*ASSIGNMENT:*
Extract every line of the material that holds the string "perchè".
——
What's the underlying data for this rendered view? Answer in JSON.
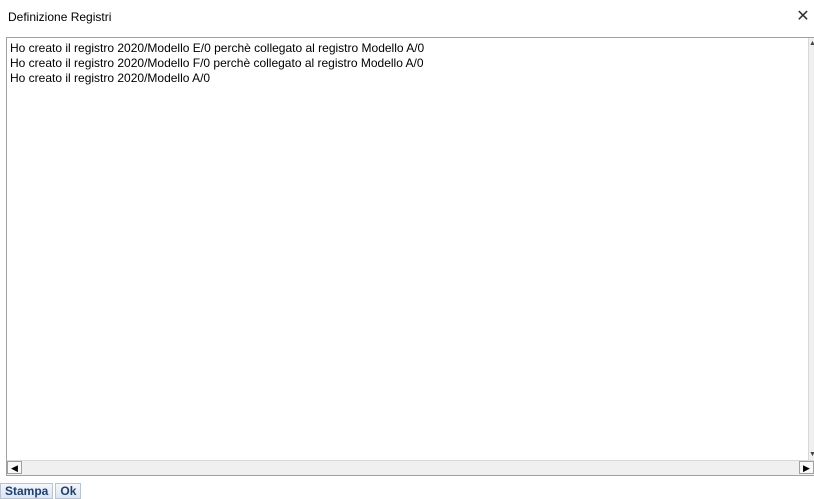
{
  "window": {
    "title": "Definizione Registri",
    "close_icon": "close-icon"
  },
  "log": {
    "lines": [
      "Ho creato il registro 2020/Modello E/0 perchè collegato al registro Modello A/0",
      "Ho creato il registro 2020/Modello F/0 perchè collegato al registro Modello A/0",
      "Ho creato il registro 2020/Modello A/0"
    ]
  },
  "buttons": {
    "print": "Stampa",
    "ok": "Ok"
  }
}
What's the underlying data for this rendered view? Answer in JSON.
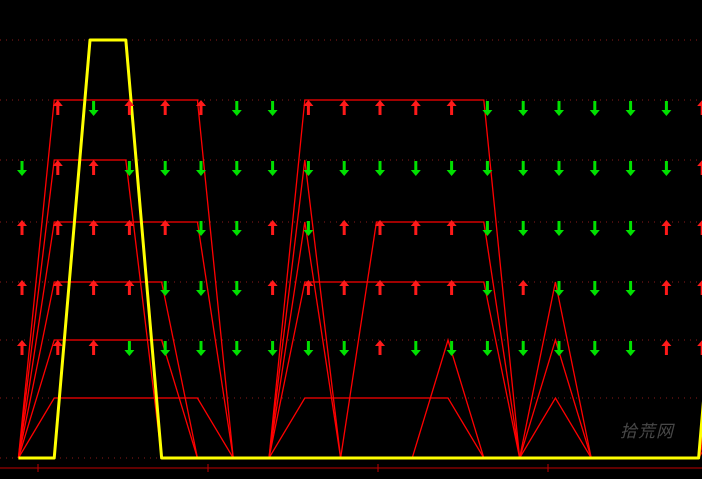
{
  "colors": {
    "background": "#000000",
    "primary_line": "#ffff00",
    "secondary_lines": "#ff0000",
    "up_arrow": "#ff1a1a",
    "down_arrow": "#00e000",
    "grid": "#8b1a1a",
    "axis": "#c00000"
  },
  "watermark": {
    "text": "拾荒网"
  },
  "chart_data": {
    "type": "line",
    "title": "",
    "xlabel": "",
    "ylabel": "",
    "grid": true,
    "levels": [
      0,
      1,
      2,
      3,
      4,
      5,
      6
    ],
    "ylim": [
      0,
      7
    ],
    "x": [
      0,
      1,
      2,
      3,
      4,
      5,
      6,
      7,
      8,
      9,
      10,
      11,
      12,
      13,
      14,
      15,
      16,
      17,
      18,
      19
    ],
    "signals": [
      [
        "none",
        "up",
        "down",
        "up",
        "up",
        "up",
        "down",
        "down",
        "up",
        "up",
        "up",
        "up",
        "up",
        "down",
        "down",
        "down",
        "down",
        "down",
        "down",
        "up"
      ],
      [
        "down",
        "up",
        "up",
        "down",
        "down",
        "down",
        "down",
        "down",
        "down",
        "down",
        "down",
        "down",
        "down",
        "down",
        "down",
        "down",
        "down",
        "down",
        "down",
        "up"
      ],
      [
        "up",
        "up",
        "up",
        "up",
        "up",
        "down",
        "down",
        "up",
        "down",
        "up",
        "up",
        "up",
        "up",
        "down",
        "down",
        "down",
        "down",
        "down",
        "up",
        "up"
      ],
      [
        "up",
        "up",
        "up",
        "up",
        "down",
        "down",
        "down",
        "up",
        "up",
        "up",
        "up",
        "up",
        "up",
        "down",
        "up",
        "down",
        "down",
        "down",
        "up",
        "up"
      ],
      [
        "up",
        "up",
        "up",
        "down",
        "down",
        "down",
        "down",
        "down",
        "down",
        "down",
        "up",
        "down",
        "down",
        "down",
        "down",
        "down",
        "down",
        "down",
        "up",
        "up"
      ]
    ],
    "series": [
      {
        "values": [
          0,
          0,
          6,
          6,
          0,
          0,
          0,
          0,
          0,
          0,
          0,
          0,
          0,
          0,
          0,
          0,
          0,
          0,
          0,
          0,
          6,
          0
        ]
      },
      {
        "values": [
          0,
          5,
          5,
          5,
          5,
          5,
          0,
          0,
          5,
          5,
          5,
          5,
          5,
          5,
          0,
          0,
          0,
          0,
          0,
          0,
          5,
          5
        ]
      },
      {
        "values": [
          0,
          4,
          4,
          4,
          0,
          0,
          0,
          0,
          4,
          0,
          0,
          0,
          0,
          0,
          0,
          0,
          0,
          0,
          0,
          0,
          4,
          0
        ]
      },
      {
        "values": [
          0,
          3,
          3,
          3,
          3,
          3,
          0,
          0,
          3,
          0,
          3,
          3,
          3,
          3,
          0,
          0,
          0,
          0,
          0,
          0,
          3,
          3
        ]
      },
      {
        "values": [
          0,
          2,
          2,
          2,
          2,
          0,
          0,
          0,
          2,
          2,
          2,
          2,
          2,
          2,
          0,
          2,
          0,
          0,
          0,
          0,
          2,
          2
        ]
      },
      {
        "values": [
          0,
          1,
          1,
          1,
          1,
          0,
          0,
          0,
          0,
          0,
          0,
          0,
          1,
          0,
          0,
          1,
          0,
          0,
          0,
          0,
          1,
          1
        ]
      },
      {
        "values": [
          0,
          0.5,
          0.5,
          0.5,
          0.5,
          0.5,
          0,
          0,
          0.5,
          0.5,
          0.5,
          0.5,
          0.5,
          0,
          0,
          0.5,
          0,
          0,
          0,
          0,
          0.5,
          0.5
        ]
      }
    ]
  }
}
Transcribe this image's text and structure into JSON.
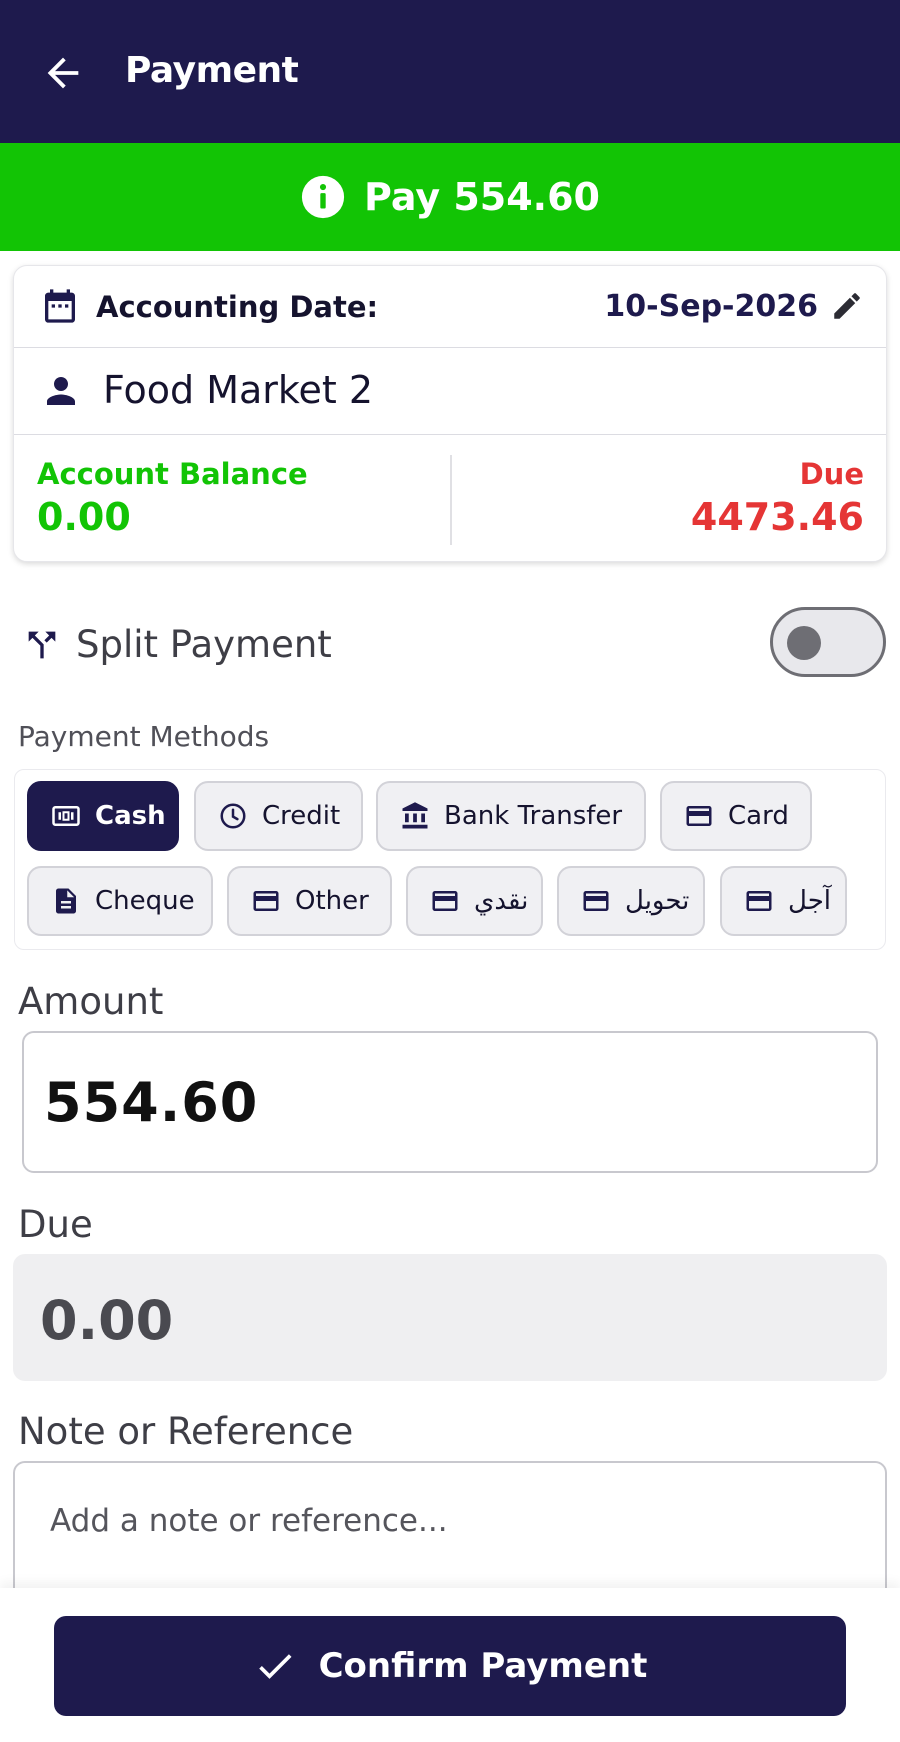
{
  "header": {
    "title": "Payment",
    "back_icon": "arrow-left-icon"
  },
  "banner": {
    "text": "Pay 554.60",
    "icon": "info-icon",
    "color": "#12c405"
  },
  "summary": {
    "date_label": "Accounting Date:",
    "date_value": "10-Sep-2026",
    "customer": "Food Market 2",
    "balance_label": "Account Balance",
    "balance_value": "0.00",
    "due_label": "Due",
    "due_value": "4473.46"
  },
  "split": {
    "label": "Split Payment",
    "enabled": false
  },
  "payment_methods": {
    "label": "Payment Methods",
    "selected": "Cash",
    "options": [
      "Cash",
      "Credit",
      "Bank Transfer",
      "Card",
      "Cheque",
      "Other",
      "نقدي",
      "تحويل",
      "آجل"
    ]
  },
  "amount": {
    "label": "Amount",
    "value": "554.60"
  },
  "due": {
    "label": "Due",
    "value": "0.00"
  },
  "note": {
    "label": "Note or Reference",
    "placeholder": "Add a note or reference..."
  },
  "confirm": {
    "label": "Confirm Payment"
  },
  "colors": {
    "primary": "#1e1a4d",
    "success": "#12c405",
    "danger": "#e53535"
  }
}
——
*YOUR RESPONSE:*
      "Ho creato il registro 2020/Modello E/0 perchè collegato al registro Modello A/0",
      "Ho creato il registro 2020/Modello F/0 perchè collegato al registro Modello A/0",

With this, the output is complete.